┌─ DATA UNDER STUDY
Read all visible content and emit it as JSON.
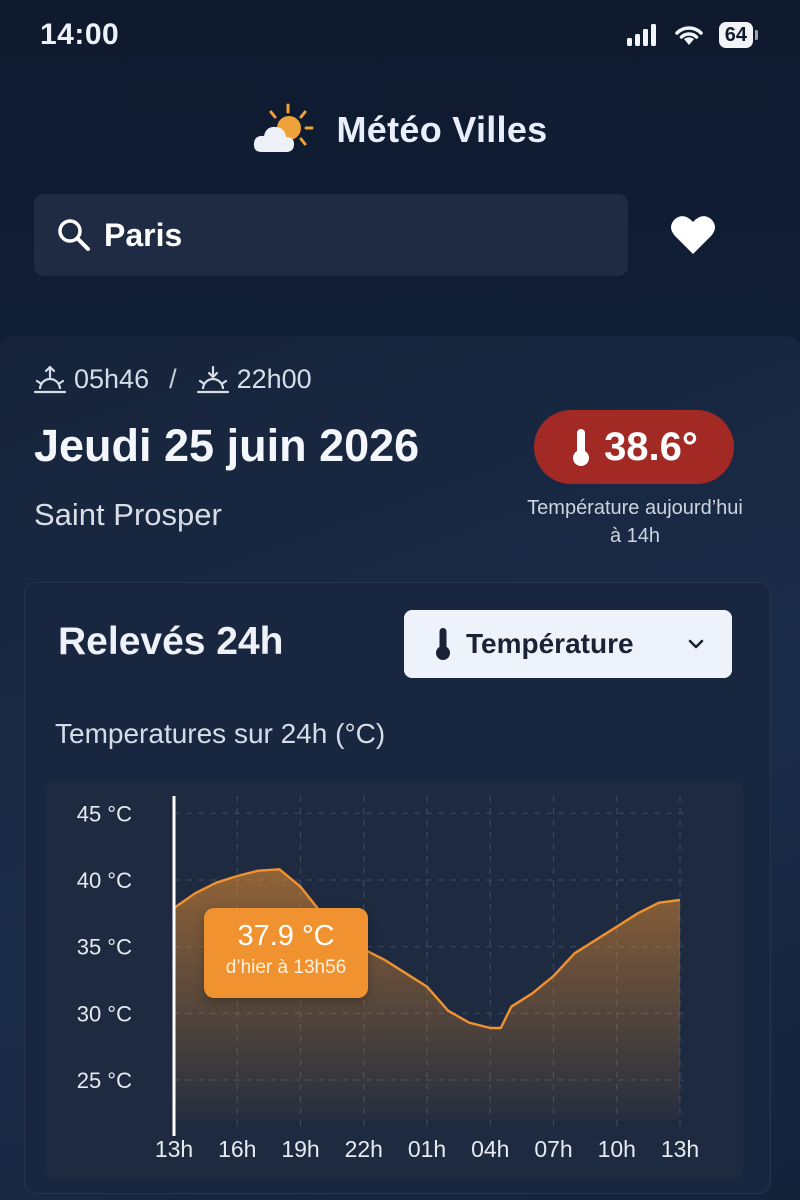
{
  "status_bar": {
    "time": "14:00",
    "battery": "64"
  },
  "header": {
    "title": "Météo Villes",
    "logo_icon": "sun-cloud-icon"
  },
  "search": {
    "value": "Paris",
    "icon": "search-icon"
  },
  "favorite": {
    "icon": "heart-icon"
  },
  "day": {
    "sunrise": "05h46",
    "separator": "/",
    "sunset": "22h00",
    "date": "Jeudi 25 juin 2026",
    "saint": "Saint Prosper",
    "temperature": "38.6°",
    "temperature_caption_line1": "Température aujourd’hui",
    "temperature_caption_line2": "à 14h"
  },
  "readings": {
    "title": "Relevés 24h",
    "selected_metric": "Température",
    "chart_subtitle": "Temperatures sur 24h (°C)",
    "tooltip_value": "37.9 °C",
    "tooltip_sub": "d’hier à 13h56"
  },
  "colors": {
    "accent": "#f0922f",
    "badge": "#a32a24",
    "background": "#0f1a2e"
  },
  "chart_data": {
    "type": "area",
    "title": "Temperatures sur 24h (°C)",
    "x_ticks": [
      "13h",
      "16h",
      "19h",
      "22h",
      "01h",
      "04h",
      "07h",
      "10h",
      "13h"
    ],
    "y_ticks": [
      "45 °C",
      "40 °C",
      "35 °C",
      "30 °C",
      "25 °C"
    ],
    "ylim": [
      22,
      46
    ],
    "x_hours_since_13h": [
      0,
      1,
      2,
      3,
      4,
      5,
      6,
      7,
      8,
      9,
      10,
      11,
      12,
      13,
      14,
      15,
      15.5,
      16,
      17,
      18,
      19,
      20,
      21,
      22,
      23,
      24
    ],
    "values": [
      37.9,
      39.0,
      39.8,
      40.3,
      40.7,
      40.8,
      39.5,
      37.5,
      35.5,
      34.8,
      34.0,
      33.0,
      32.0,
      30.2,
      29.3,
      28.9,
      28.9,
      30.5,
      31.5,
      32.8,
      34.5,
      35.5,
      36.5,
      37.5,
      38.3,
      38.5
    ],
    "grid": true,
    "cursor": {
      "x": "13h",
      "value": 37.9
    }
  }
}
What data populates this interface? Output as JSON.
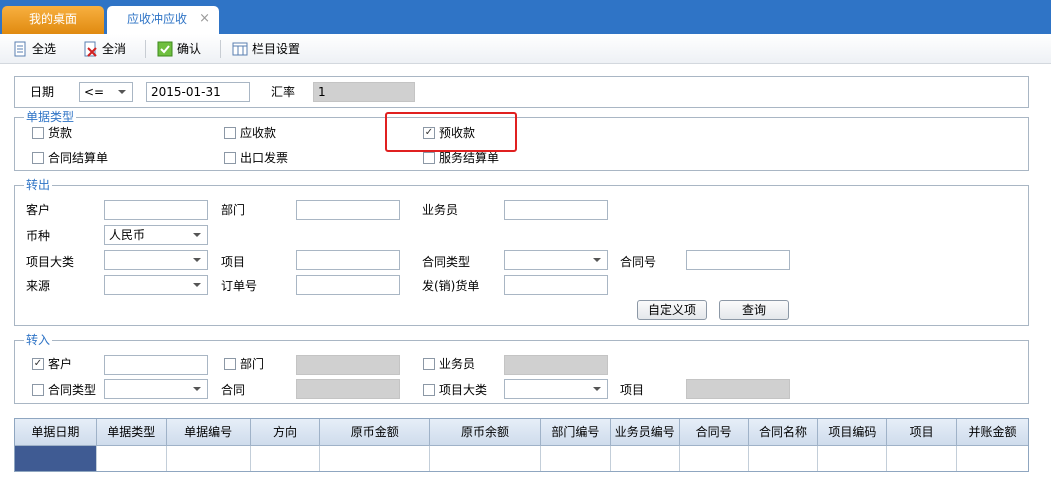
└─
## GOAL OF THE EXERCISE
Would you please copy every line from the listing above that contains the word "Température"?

## ANSWER TO THIS EXERCISE
    "temperature_caption_line1": "Température aujourd’hui",
    "selected_metric": "Température",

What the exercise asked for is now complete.